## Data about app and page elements
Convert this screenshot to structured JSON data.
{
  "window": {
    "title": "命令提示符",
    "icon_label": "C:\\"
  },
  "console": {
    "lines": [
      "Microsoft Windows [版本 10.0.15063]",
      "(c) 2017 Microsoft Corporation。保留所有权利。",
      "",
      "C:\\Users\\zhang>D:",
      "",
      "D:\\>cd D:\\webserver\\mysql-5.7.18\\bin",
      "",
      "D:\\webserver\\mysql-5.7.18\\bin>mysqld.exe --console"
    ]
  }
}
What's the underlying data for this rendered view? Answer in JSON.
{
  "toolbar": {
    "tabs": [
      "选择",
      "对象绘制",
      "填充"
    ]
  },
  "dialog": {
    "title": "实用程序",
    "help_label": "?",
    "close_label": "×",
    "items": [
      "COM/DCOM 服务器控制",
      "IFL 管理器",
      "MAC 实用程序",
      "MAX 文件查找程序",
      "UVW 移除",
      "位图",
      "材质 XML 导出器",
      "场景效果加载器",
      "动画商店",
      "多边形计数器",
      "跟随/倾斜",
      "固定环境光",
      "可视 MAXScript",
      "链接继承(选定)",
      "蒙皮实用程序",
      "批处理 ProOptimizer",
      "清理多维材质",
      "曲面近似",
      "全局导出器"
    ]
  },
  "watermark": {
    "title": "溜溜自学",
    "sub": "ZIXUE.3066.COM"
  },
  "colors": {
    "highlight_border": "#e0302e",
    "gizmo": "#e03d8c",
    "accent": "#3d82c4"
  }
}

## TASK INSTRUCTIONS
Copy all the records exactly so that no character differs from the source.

## TASK RESULT
Convert this screenshot to structured JSON data.
{
  "window": {
    "title": "命令提示符",
    "icon_label": "C:\\"
  },
  "console": {
    "lines": [
      "Microsoft Windows [版本 10.0.15063]",
      "(c) 2017 Microsoft Corporation。保留所有权利。",
      "",
      "C:\\Users\\zhang>D:",
      "",
      "D:\\>cd D:\\webserver\\mysql-5.7.18\\bin",
      "",
      "D:\\webserver\\mysql-5.7.18\\bin>mysqld.exe --console"
    ]
  }
}
What's the underlying data for this rendered view? Answer in JSON.
{
  "toolbar": {
    "tabs": [
      "选择",
      "对象绘制",
      "填充"
    ]
  },
  "dialog": {
    "title": "实用程序",
    "help_label": "?",
    "close_label": "×",
    "items": [
      "COM/DCOM 服务器控制",
      "IFL 管理器",
      "MAC 实用程序",
      "MAX 文件查找程序",
      "UVW 移除",
      "位图",
      "材质 XML 导出器",
      "场景效果加载器",
      "动画商店",
      "多边形计数器",
      "跟随/倾斜",
      "固定环境光",
      "可视 MAXScript",
      "链接继承(选定)",
      "蒙皮实用程序",
      "批处理 ProOptimizer",
      "清理多维材质",
      "曲面近似",
      "全局导出器"
    ]
  },
  "watermark": {
    "title": "溜溜自学",
    "sub": "ZIXUE.3066.COM"
  },
  "colors": {
    "highlight_border": "#e0302e",
    "gizmo": "#e03d8c",
    "accent": "#3d82c4"
  }
}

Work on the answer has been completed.